Goalie Sergei Bobrovsky Is Busy, But Other Goalies Are Busier

MONTREAL - NOVEMBER 16: Sergei Bobrovsky  stops the puck in front of Andrej Meszaros  of the Philadelphia Flyers and Scott Gomez  of the Montreal Canadiens during the NHL game at the Bell Centre on November 16, 2010 in Montreal, Quebec, Canada. (Photo by Richard Wolowicz/Getty Images)

I like how Flyers coach Peter Laviolette is denying goalie Sergei Bobrovsky is tired, even as Bobrovsky (maybe) says he is.

I don’t doubt Bobrovsky is tired but I’m just as sure he doesn’t want to say anything about it to his coach. Players never want to not play. But I think a good number appreciate a coach who recognizes when they need some rest.

And after last night’s 15-goal Tampa-Philadelphia game, four goals of which were pinned on Bobrovsky in the first period, maybe Laviolette is ready to entertain the notion his rookie goalie is tired.

I was curious if Bobrovsky’s workload was super crazy, so I compared him to other NHL goalies who have played at least 14 games this season.

Bobrovsky’s 16 starts is up there in terms of games played, but when you temper the starts with the number of games played by the team, you see Bobrovsky is in the bottom third, starting just 80% of his team’s games.

Poor Carey Price has started 95% of Montreal’s games.
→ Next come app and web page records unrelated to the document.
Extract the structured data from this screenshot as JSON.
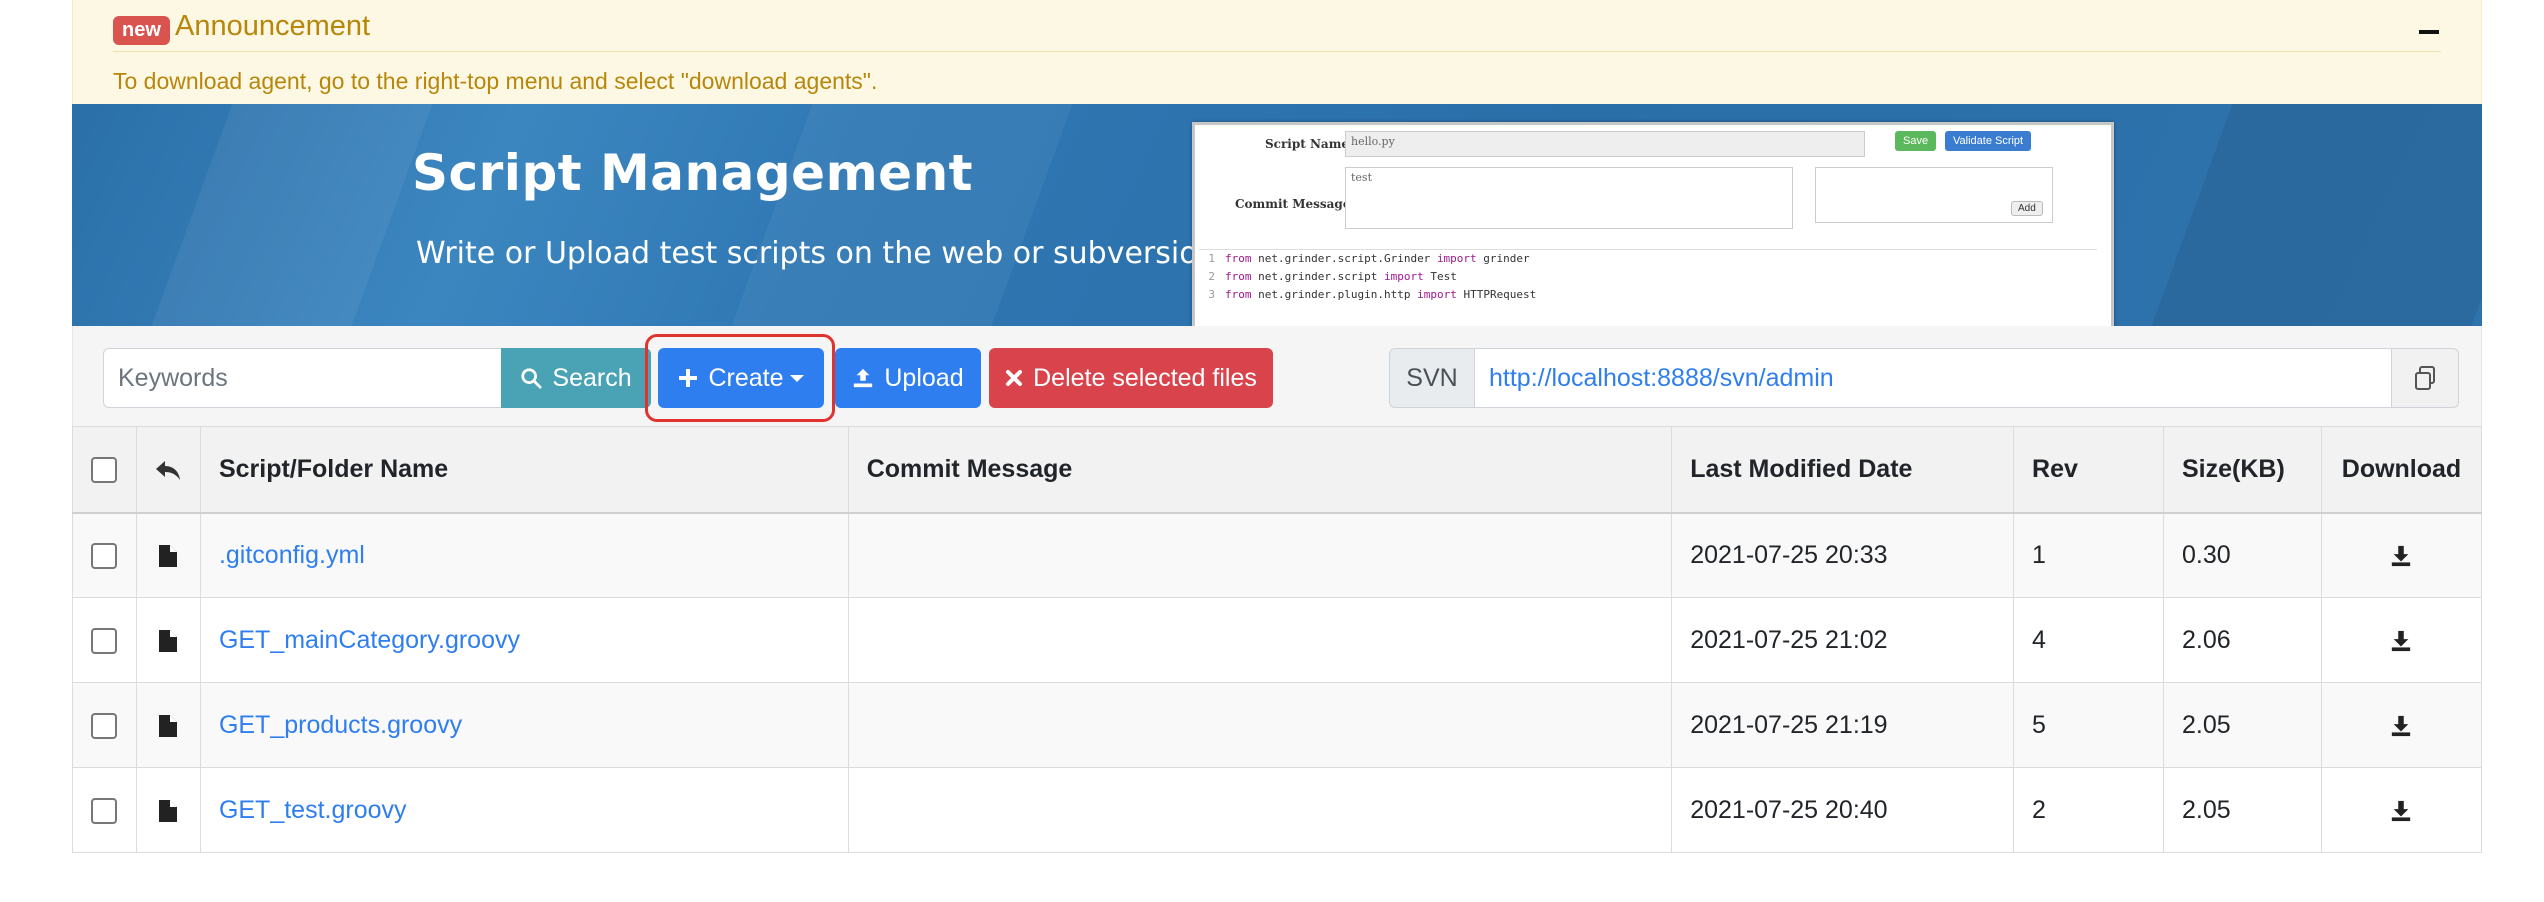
{
  "announcement": {
    "badge": "new",
    "title": "Announcement",
    "text": "To download agent, go to the right-top menu and select \"download agents\"."
  },
  "banner": {
    "title": "Script Management",
    "subtitle": "Write or Upload test scripts on the web or subversion",
    "mock": {
      "script_name_label": "Script Name",
      "script_name_value": "hello.py",
      "commit_label": "Commit Message",
      "commit_value": "test",
      "save_label": "Save",
      "validate_label": "Validate Script",
      "add_label": "Add",
      "code_lines": [
        {
          "num": "1",
          "kw1": "from",
          "mod": " net.grinder.script.Grinder ",
          "kw2": "import",
          "name": " grinder"
        },
        {
          "num": "2",
          "kw1": "from",
          "mod": " net.grinder.script ",
          "kw2": "import",
          "name": " Test"
        },
        {
          "num": "3",
          "kw1": "from",
          "mod": " net.grinder.plugin.http ",
          "kw2": "import",
          "name": " HTTPRequest"
        }
      ]
    }
  },
  "toolbar": {
    "search_placeholder": "Keywords",
    "search_label": "Search",
    "create_label": "Create",
    "upload_label": "Upload",
    "delete_label": "Delete selected files",
    "svn_label": "SVN",
    "svn_url": "http://localhost:8888/svn/admin"
  },
  "table": {
    "headers": {
      "name": "Script/Folder Name",
      "commit": "Commit Message",
      "date": "Last Modified Date",
      "rev": "Rev",
      "size": "Size(KB)",
      "download": "Download"
    },
    "rows": [
      {
        "name": ".gitconfig.yml",
        "commit": "",
        "date": "2021-07-25 20:33",
        "rev": "1",
        "size": "0.30"
      },
      {
        "name": "GET_mainCategory.groovy",
        "commit": "",
        "date": "2021-07-25 21:02",
        "rev": "4",
        "size": "2.06"
      },
      {
        "name": "GET_products.groovy",
        "commit": "",
        "date": "2021-07-25 21:19",
        "rev": "5",
        "size": "2.05"
      },
      {
        "name": "GET_test.groovy",
        "commit": "",
        "date": "2021-07-25 20:40",
        "rev": "2",
        "size": "2.05"
      }
    ]
  },
  "icons": {
    "search": "search-icon",
    "create": "plus-icon",
    "upload": "upload-icon",
    "delete": "times-icon",
    "copy": "copy-icon",
    "back": "reply-icon",
    "file": "file-icon",
    "download": "download-icon"
  },
  "colors": {
    "primary": "#2f7ef0",
    "info": "#4aa3b5",
    "danger": "#d9434c",
    "highlight": "#e0332f",
    "announcement_bg": "#fcf8e3"
  }
}
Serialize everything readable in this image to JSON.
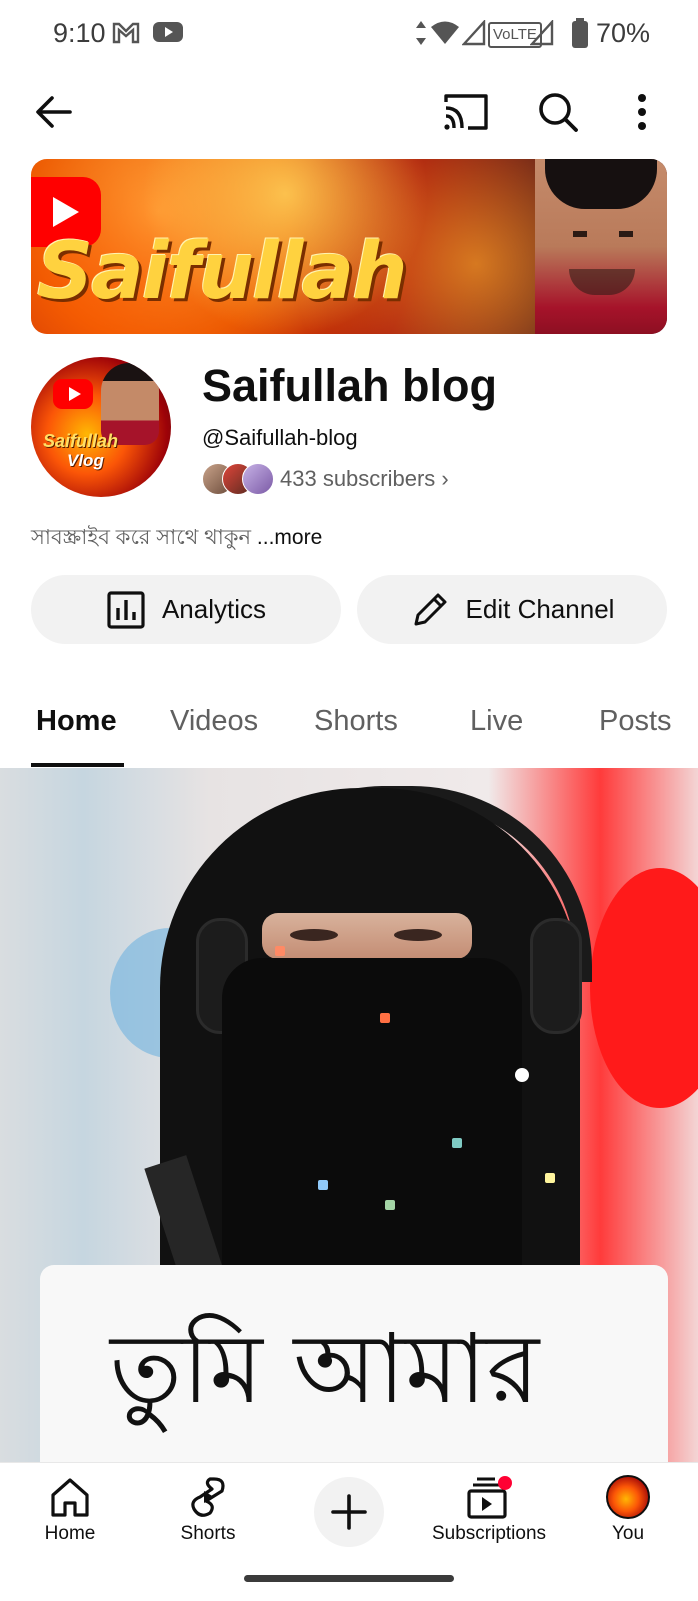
{
  "status_bar": {
    "time": "9:10",
    "battery": "70%",
    "network_label": "VoLTE"
  },
  "header": {
    "back_icon": "arrow-left-icon",
    "cast_icon": "cast-icon",
    "search_icon": "search-icon",
    "more_icon": "more-vertical-icon"
  },
  "banner": {
    "brand_text": "Saifullah"
  },
  "avatar": {
    "line1": "Saifullah",
    "line2": "Vlog"
  },
  "channel": {
    "name": "Saifullah blog",
    "handle": "@Saifullah-blog",
    "subscribers": "433 subscribers",
    "description": "সাবস্ক্রাইব করে সাথে থাকুন",
    "more_label": "...more"
  },
  "actions": {
    "analytics_label": "Analytics",
    "edit_label": "Edit Channel"
  },
  "tabs": [
    {
      "label": "Home",
      "active": true
    },
    {
      "label": "Videos"
    },
    {
      "label": "Shorts"
    },
    {
      "label": "Live"
    },
    {
      "label": "Posts"
    }
  ],
  "video": {
    "overlay_text": "তুমি আমার"
  },
  "bottom_nav": [
    {
      "label": "Home",
      "icon": "home-icon"
    },
    {
      "label": "Shorts",
      "icon": "shorts-icon"
    },
    {
      "label": "",
      "icon": "plus-icon"
    },
    {
      "label": "Subscriptions",
      "icon": "subscriptions-icon",
      "badge_color": "#ff0033"
    },
    {
      "label": "You",
      "icon": "avatar"
    }
  ]
}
And Martin Brodeur has started 89% of New Jersey’s games, all the more amazing given a) he’s already been injured this season and b) he’s crazy old.

So Bobrovsky is busy, but there are goalies that are shouldering a heavier workload, in terms of percentage of games started.

If you look at the list, you basically see four situations which results in a lot of starts for a goalie:

  1. Big name goalie: A team has a great goalie so they want to play them as much as they can. These are historic stars like Brodeur and Miikka Kiprusoff and even Marty Turco for Chicago. Past performance dictates their starts.
  2. Name goalie: A strong goalie, but not a hockey household name. Guys like Cam Ward and Ilya Bryzgalov and Kari Lehtonen. Basically, the guys who earn their starts season after season but aren’t guaranteed their starts.
  3. Hot goalie: These are guys who are playing well at the moment. Guys like Bobrovsky, who I think has been a bit of a surprise for the Flyers. Also, Washington’s Michal Neuvirth, who’s played 17 games this season, the same number he played ALL of last season. There’s no guarantee they’ll even be around at the end of this season.
  4. No better option goalies: Nikolai Khabibulin owns this spot. Obviously, he could also be considered a big name goalie, but his reputation has taken a huge hit the past season or so. Ottawa’s Brian Elliott can also be slotted in here.

So basically, Bobrovsky is right that he’s tired, if last night’s game is any indication, but Laviolette doesn’t need to feel guilty about the rookie goalie’s workload.

But Laviolette might consider learning to read Russian to get a better sense of where his goalie’s head is at.